▽

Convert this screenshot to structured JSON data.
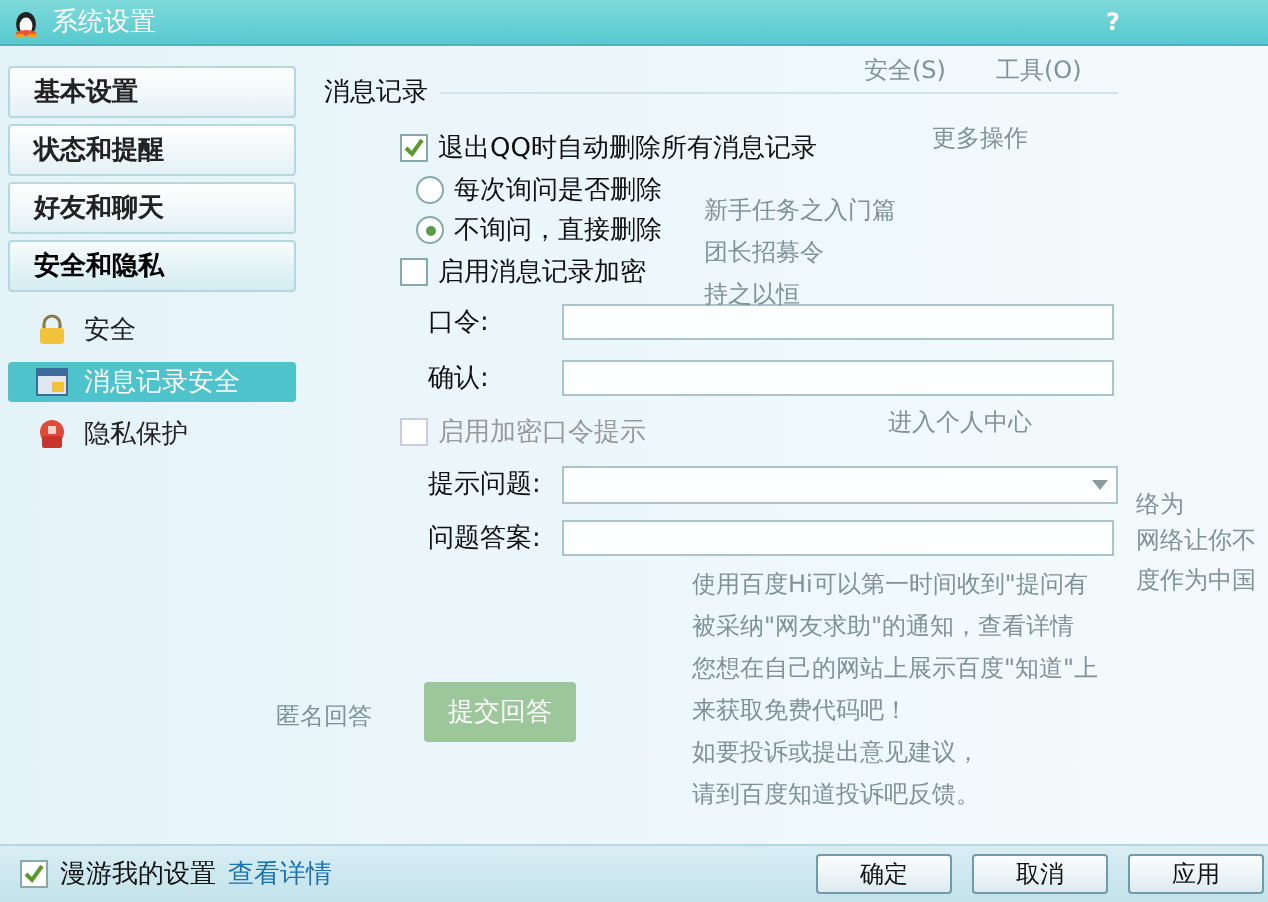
{
  "window": {
    "title": "系统设置",
    "help": "?"
  },
  "nav": [
    {
      "label": "基本设置",
      "selected": false
    },
    {
      "label": "状态和提醒",
      "selected": false
    },
    {
      "label": "好友和聊天",
      "selected": false
    },
    {
      "label": "安全和隐私",
      "selected": true
    }
  ],
  "subnav": [
    {
      "label": "安全",
      "kind": "lock",
      "selected": false
    },
    {
      "label": "消息记录安全",
      "kind": "record",
      "selected": true
    },
    {
      "label": "隐私保护",
      "kind": "privacy",
      "selected": false
    }
  ],
  "group": {
    "title": "消息记录"
  },
  "options": [
    {
      "kind": "checkbox",
      "label": "退出QQ时自动删除所有消息记录",
      "checked": true,
      "disabled": false
    },
    {
      "kind": "radio",
      "label": "每次询问是否删除",
      "selected": false
    },
    {
      "kind": "radio",
      "label": "不询问，直接删除",
      "selected": true
    },
    {
      "kind": "checkbox",
      "label": "启用消息记录加密",
      "checked": false,
      "disabled": false
    },
    {
      "kind": "field",
      "label": "口令:"
    },
    {
      "kind": "field",
      "label": "确认:"
    },
    {
      "kind": "checkbox",
      "label": "启用加密口令提示",
      "checked": false,
      "disabled": true
    },
    {
      "kind": "select",
      "label": "提示问题:"
    },
    {
      "kind": "field",
      "label": "问题答案:"
    }
  ],
  "footer": {
    "roam": {
      "label": "漫游我的设置",
      "checked": true
    },
    "link": "查看详情",
    "buttons": [
      "确定",
      "取消",
      "应用"
    ]
  },
  "background_texts": [
    "安全(S)",
    "工具(O)",
    "更多操作",
    "新手任务之入门篇",
    "团长招募令",
    "持之以恒",
    "进入个人中心",
    "使用百度Hi可以第一时间收到\"提问有",
    "被采纳\"网友求助\"的通知，查看详情",
    "您想在自己的网站上展示百度\"知道\"上",
    "来获取免费代码吧！",
    "如要投诉或提出意见建议，",
    "请到百度知道投诉吧反馈。",
    "匿名回答",
    "提交回答",
    "络为",
    "网络让你不",
    "度作为中国"
  ]
}
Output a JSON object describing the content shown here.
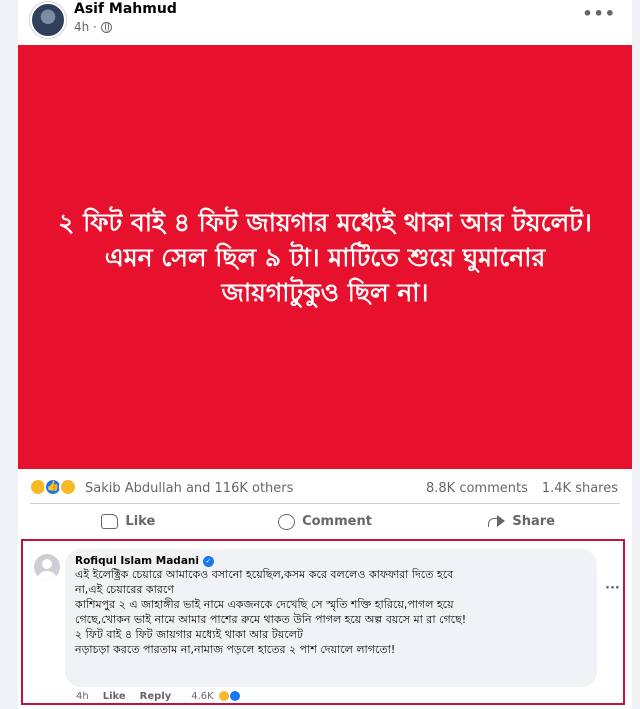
{
  "post": {
    "author": "Asif Mahmud",
    "time": "4h ·",
    "image_text": "২ ফিট বাই ৪ ফিট জায়গার মধ্যেই থাকা আর টয়লেট। এমন সেল ছিল ৯ টা। মাটিতে শুয়ে ঘুমানোর জায়গাটুকুও ছিল না।",
    "image_bg": "#e8112d",
    "reactions_names": "Sakib Abdullah and 116K others",
    "comments_count": "8.8K comments",
    "shares_count": "1.4K shares",
    "reaction_icons": [
      "sad-icon",
      "like-icon",
      "haha-icon"
    ]
  },
  "actions": {
    "like": "Like",
    "comment": "Comment",
    "share": "Share"
  },
  "comment": {
    "author": "Rofiqul Islam Madani",
    "lines": [
      "এই ইলেক্ট্রিক চেয়ারে আমাকেও বসানো হয়েছিল,কসম করে বললেও কাফফারা দিতে হবে",
      "না,এই চেয়ারের কারণে",
      "কাশিমপুর ২ এ জাহাঙ্গীর ভাই নামে একজনকে দেখেছি সে স্মৃতি শক্তি হারিয়ে,পাগল হয়ে",
      "গেছে,খোকন ভাই নামে আমার পাশের রুমে থাকত উনি পাগল হয়ে অল্প বয়সে মা রা গেছে!",
      "২ ফিট বাই ৪ ফিট জায়গার মধ্যেই থাকা আর টয়লেট",
      "নড়াচড়া করতে পারতাম না,নামাজ পড়লে হাতের ২ পাশ দেয়ালে লাগতো!"
    ],
    "time": "4h",
    "like_label": "Like",
    "reply_label": "Reply",
    "reaction_count": "4.6K"
  },
  "colors": {
    "highlight_border": "#c4123f",
    "accent": "#1877f2"
  }
}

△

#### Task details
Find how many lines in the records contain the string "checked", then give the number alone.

#### Problem solution
4